The art of boosting return on investment lies in asking the right questions and thinking beyond the licensing fee.Rod Beach
When it comes to the affordability of an authoring tool, it is worth thinking beyond the licence fee alone.
Here are some questions to ask:
- Are we transitioning into mobile-first learning?
- Are we planning to move from an LMS to LRS, or relying on both SCORM and xAPI reporting?
- How many users do we want on the tool? This might include more than your in-house learning designers, for example, if you are running user-generated content strategies.
- How often do we think we need to adjust the content?
- If we are considering introducing VR/AR – there are now non-tethered options that do not require goggles to be experienced.
- Are we relying on social learning campaigns?
- What lead-time do we typically have for our learning pieces?
- What technical skills and experience do we have in our team?
The content choice
- How contextualised does our learning need to be, can we rely on stock imagery?
- Can we use low-cost stock imagery, do we have graphic skills, and do we need to regularly shoot real footage?
- Can we re-purpose assets and use them more than once without it looking like we’re scrimping?
- When storyboarding – consider how many interactions are needed to engage the learner. Each movement on the screen and each click needs someone to make it happen, both in design and development and on the learner’s end.
- Do we have an interest or time to make adjustments for mobile breakpoints, if needed?

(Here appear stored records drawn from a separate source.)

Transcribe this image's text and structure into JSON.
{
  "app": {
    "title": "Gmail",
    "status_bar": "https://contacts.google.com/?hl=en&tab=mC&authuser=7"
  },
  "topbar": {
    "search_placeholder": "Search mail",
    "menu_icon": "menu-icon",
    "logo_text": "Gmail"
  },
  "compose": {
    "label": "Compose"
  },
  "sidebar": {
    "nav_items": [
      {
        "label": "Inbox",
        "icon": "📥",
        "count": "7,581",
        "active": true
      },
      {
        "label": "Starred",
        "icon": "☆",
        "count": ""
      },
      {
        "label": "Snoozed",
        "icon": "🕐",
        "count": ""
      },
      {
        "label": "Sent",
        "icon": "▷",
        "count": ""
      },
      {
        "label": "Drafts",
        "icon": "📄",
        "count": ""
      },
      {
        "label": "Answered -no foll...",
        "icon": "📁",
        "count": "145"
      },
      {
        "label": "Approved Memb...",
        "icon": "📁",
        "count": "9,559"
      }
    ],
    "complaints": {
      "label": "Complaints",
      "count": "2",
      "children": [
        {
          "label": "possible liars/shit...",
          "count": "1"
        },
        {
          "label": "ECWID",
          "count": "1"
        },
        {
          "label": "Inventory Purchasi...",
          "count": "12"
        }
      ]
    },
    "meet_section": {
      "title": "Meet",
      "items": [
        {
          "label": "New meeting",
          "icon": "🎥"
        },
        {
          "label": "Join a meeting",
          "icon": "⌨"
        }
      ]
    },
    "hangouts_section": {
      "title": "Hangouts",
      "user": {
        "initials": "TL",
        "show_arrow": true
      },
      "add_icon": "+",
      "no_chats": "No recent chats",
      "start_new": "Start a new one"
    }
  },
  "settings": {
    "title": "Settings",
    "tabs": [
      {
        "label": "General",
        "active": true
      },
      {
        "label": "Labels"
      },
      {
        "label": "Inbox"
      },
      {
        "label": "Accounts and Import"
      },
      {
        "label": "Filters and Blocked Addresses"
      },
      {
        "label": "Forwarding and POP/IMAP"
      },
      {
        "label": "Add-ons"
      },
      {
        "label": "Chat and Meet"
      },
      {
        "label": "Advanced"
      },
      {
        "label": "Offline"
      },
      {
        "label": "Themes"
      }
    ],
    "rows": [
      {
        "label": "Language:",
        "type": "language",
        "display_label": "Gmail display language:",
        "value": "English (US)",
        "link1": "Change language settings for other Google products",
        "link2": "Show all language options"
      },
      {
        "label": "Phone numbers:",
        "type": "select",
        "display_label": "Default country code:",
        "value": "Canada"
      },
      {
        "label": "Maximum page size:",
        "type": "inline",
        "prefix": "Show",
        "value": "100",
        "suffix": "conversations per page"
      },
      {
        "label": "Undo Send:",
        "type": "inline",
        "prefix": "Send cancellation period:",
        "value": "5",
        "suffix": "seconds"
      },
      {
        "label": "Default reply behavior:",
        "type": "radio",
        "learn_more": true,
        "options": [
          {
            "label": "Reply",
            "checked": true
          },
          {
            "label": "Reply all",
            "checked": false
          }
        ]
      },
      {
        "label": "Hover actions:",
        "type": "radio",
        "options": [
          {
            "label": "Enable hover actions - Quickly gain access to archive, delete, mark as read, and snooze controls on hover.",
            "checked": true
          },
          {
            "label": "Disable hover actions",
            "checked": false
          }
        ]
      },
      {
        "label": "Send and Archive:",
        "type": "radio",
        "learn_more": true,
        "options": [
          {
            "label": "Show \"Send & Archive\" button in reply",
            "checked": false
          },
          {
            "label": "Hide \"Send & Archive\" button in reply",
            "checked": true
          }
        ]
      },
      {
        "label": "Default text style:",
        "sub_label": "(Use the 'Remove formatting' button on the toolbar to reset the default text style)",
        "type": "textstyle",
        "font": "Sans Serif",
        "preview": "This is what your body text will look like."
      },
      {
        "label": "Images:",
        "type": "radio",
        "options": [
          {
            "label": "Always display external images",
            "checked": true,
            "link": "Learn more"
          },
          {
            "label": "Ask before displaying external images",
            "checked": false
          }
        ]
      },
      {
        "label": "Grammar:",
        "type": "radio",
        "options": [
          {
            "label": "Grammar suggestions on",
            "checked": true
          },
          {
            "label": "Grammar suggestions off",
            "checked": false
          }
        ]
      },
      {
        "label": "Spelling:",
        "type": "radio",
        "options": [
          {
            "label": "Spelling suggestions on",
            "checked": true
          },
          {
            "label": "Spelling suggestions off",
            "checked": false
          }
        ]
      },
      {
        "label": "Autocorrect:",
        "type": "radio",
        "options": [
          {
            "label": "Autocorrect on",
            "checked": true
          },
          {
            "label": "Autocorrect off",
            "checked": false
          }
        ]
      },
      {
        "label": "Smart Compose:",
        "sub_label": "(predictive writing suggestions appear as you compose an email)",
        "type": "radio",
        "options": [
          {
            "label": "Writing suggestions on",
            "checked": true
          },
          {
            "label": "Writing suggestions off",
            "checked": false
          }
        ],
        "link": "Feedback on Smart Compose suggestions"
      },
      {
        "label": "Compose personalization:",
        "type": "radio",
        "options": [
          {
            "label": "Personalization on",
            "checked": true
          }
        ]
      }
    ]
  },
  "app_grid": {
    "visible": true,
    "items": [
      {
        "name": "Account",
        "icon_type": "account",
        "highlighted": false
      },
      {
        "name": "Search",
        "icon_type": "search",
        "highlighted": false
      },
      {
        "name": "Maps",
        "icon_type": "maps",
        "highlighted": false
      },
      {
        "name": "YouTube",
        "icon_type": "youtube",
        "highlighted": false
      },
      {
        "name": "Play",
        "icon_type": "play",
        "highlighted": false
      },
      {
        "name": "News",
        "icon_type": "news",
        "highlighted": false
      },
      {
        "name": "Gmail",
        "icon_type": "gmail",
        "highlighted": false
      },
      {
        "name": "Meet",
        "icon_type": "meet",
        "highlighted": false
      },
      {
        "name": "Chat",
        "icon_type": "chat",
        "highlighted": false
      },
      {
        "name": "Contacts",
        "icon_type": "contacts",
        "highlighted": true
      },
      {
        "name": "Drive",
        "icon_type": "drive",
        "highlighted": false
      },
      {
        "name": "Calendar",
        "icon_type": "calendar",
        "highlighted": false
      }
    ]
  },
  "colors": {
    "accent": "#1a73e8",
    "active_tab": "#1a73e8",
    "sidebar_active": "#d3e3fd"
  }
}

- Are we willing to outsource the main development work and only do maintenance updates in-house?
- Could we get away with using a digital voice-over? (I am not a big fan, personally).
As you can see, there are many angles through which the right authoring tool choices can save you and your team some L&D budget; the art lies in asking the right questions and thinking outside of just the licensing fee. For me, the biggest question out of them all is are you supporting a mobile-first strategy, or do staff undertake their eLearning from a tablet or desktop?
“This article originally appeared in Training & Development magazine, December 2023 Vol. 49 No. 4, published by the Australian Institute of Training and Development.”